Re-open: The National Museum's new lease of light

It's been a long time since I last visited the Nationalmuseum in Stockholm. The fact that it's been closed for refurbishment for the past five years is one good reason, but my memory of it as a somewhat gloomy old building stuffed with Old Masters wasn't pushing it to the top of my To Do list.

I was tempted back, however, when it re-opened last month as I was curious to see the results of the £100 million refurb but also to visit the huge, specially-commissioned glass chandelier I had seen being made at The Glass Factory in Boda last year in situ.

 

Ten glass designers, including Åsa Jungnelius and Carina Seth Andersson, collaborated on the project and each element was hand-blown at The Glass Factory. Photo credit: Tina Stafren/VisitSweden

Admiring the assembled chandelier before it makes the journey from Småland to Stockholm Photo credit: Tina Stafren/VisitSweden

 

Modern Swedish glass design and craftsmanship at its best: the eye-catching chandelier in its new home in the museum restaurant

The Old Masters are all there, of course, re-displayed against walls painted in surprisingly un-Scandi rich jewel colours. Artworks are also now collected by period rather than genre - so paintings and other decorative arts from, for example, the 17th century are now exhibited together which provides a nice simple cohesive timeline for lowbrow visitors like me.

Oddly, Sweden doesn't actually have a dedicated museum of design (there is a virtual one, though: Swedish Design Museum). But the National Museum has its own impressive collection and the furniture, glassware and other objects specially commissioned for the re-opening serve as a living, interactive lesson in contemporary Swedish design - the cutlery used in the restaurant was designed by Note, hand-blown glass vases by Carina Seth Andersson and chairs by Matti Klenell and Peter Andersson.
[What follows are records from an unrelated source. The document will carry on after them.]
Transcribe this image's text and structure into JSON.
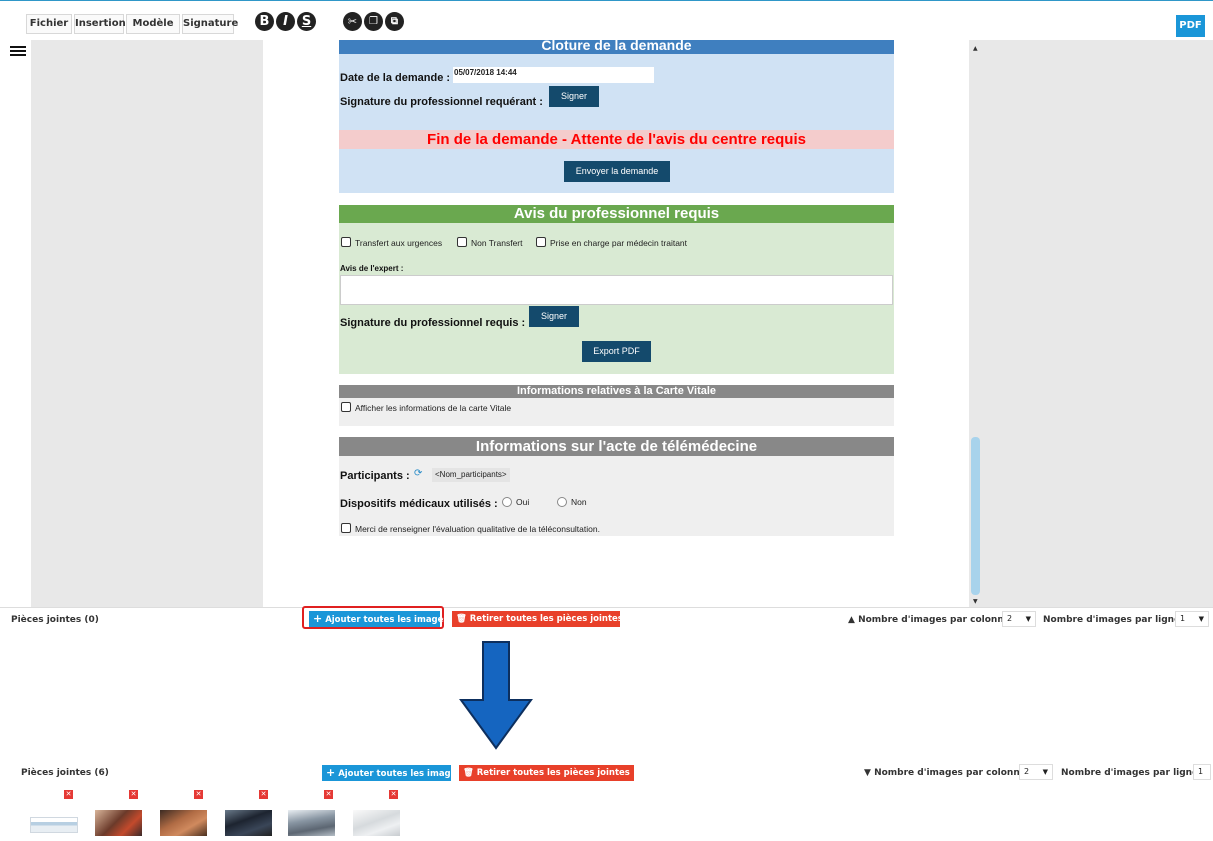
{
  "toolbar": {
    "menu": [
      "Fichier",
      "Insertion",
      "Modèle",
      "Signature"
    ],
    "pdf_label": "PDF"
  },
  "cloture": {
    "title": "Cloture de la demande",
    "date_label": "Date de la demande :",
    "date_value": "05/07/2018 14:44",
    "signature_label": "Signature du professionnel requérant :",
    "sign_button": "Signer",
    "status_banner": "Fin de la demande - Attente de l'avis du centre requis",
    "send_button": "Envoyer la demande"
  },
  "avis": {
    "title": "Avis du professionnel requis",
    "options": [
      "Transfert aux urgences",
      "Non Transfert",
      "Prise en charge par médecin traitant"
    ],
    "expert_label": "Avis de l'expert :",
    "signature_label": "Signature du professionnel requis :",
    "sign_button": "Signer",
    "export_button": "Export PDF"
  },
  "vitale": {
    "title": "Informations relatives à la Carte Vitale",
    "checkbox_label": "Afficher les informations de la carte Vitale"
  },
  "acte": {
    "title": "Informations sur l'acte de télémédecine",
    "participants_label": "Participants :",
    "participants_value": "<Nom_participants>",
    "dispositifs_label": "Dispositifs médicaux utilisés :",
    "oui": "Oui",
    "non": "Non",
    "evaluation_label": "Merci de renseigner l'évaluation qualitative de la téléconsultation."
  },
  "attachments_before": {
    "title": "Pièces jointes (0)",
    "add_button": "Ajouter toutes les images",
    "remove_button": "Retirer toutes les pièces jointes",
    "per_column_label": "Nombre d'images par colonne :",
    "per_column_value": "2",
    "per_row_label": "Nombre d'images par ligne :",
    "per_row_value": "1"
  },
  "attachments_after": {
    "title": "Pièces jointes (6)",
    "add_button": "Ajouter toutes les images",
    "remove_button": "Retirer toutes les pièces jointes",
    "per_column_label": "Nombre d'images par colonne :",
    "per_column_value": "2",
    "per_row_label": "Nombre d'images par ligne :",
    "per_row_value": "1",
    "thumbnails": [
      "document-thumbnail",
      "photo-thumbnail",
      "photo-thumbnail",
      "photo-thumbnail",
      "photo-thumbnail",
      "photo-thumbnail"
    ]
  },
  "colors": {
    "accent_blue": "#1a96d8",
    "danger_red": "#e8402a",
    "cloture_header": "#3f7fbf",
    "cloture_bg": "#d0e2f4",
    "avis_header": "#6aa84f",
    "avis_bg": "#d9ead3",
    "gray_header": "#888888",
    "arrow_blue": "#1565c0"
  }
}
The totem-like "Venus in glass" by artist Frida Fjellman, specially commissioned by the Bengt Julin fund for the museum re-opening

Whatever bizarre thought process led to the rooms at the front of the building being used for offices and storage in the "old" museum has thankfully been reversed and the glorious, light-filled space with views over the water and the Royal Palace is now occupied by the restaurant. More than 300 windows have been opened up and the rooves over the two atria have also been replaced by glass-panelled ceilings, filling the sculpture park in the southern atrium with light and triangular-shaped shadows.

Photo credit: Nationalmuseum/Bruno Ehrs

Photo credit: Nationalmuseum/Bruno Ehrs

The new museum has blown away all its cobwebs and brought a new lease of life to two of the museum's (and Stockholm's) most important resources - its design credentials and stunning natural light.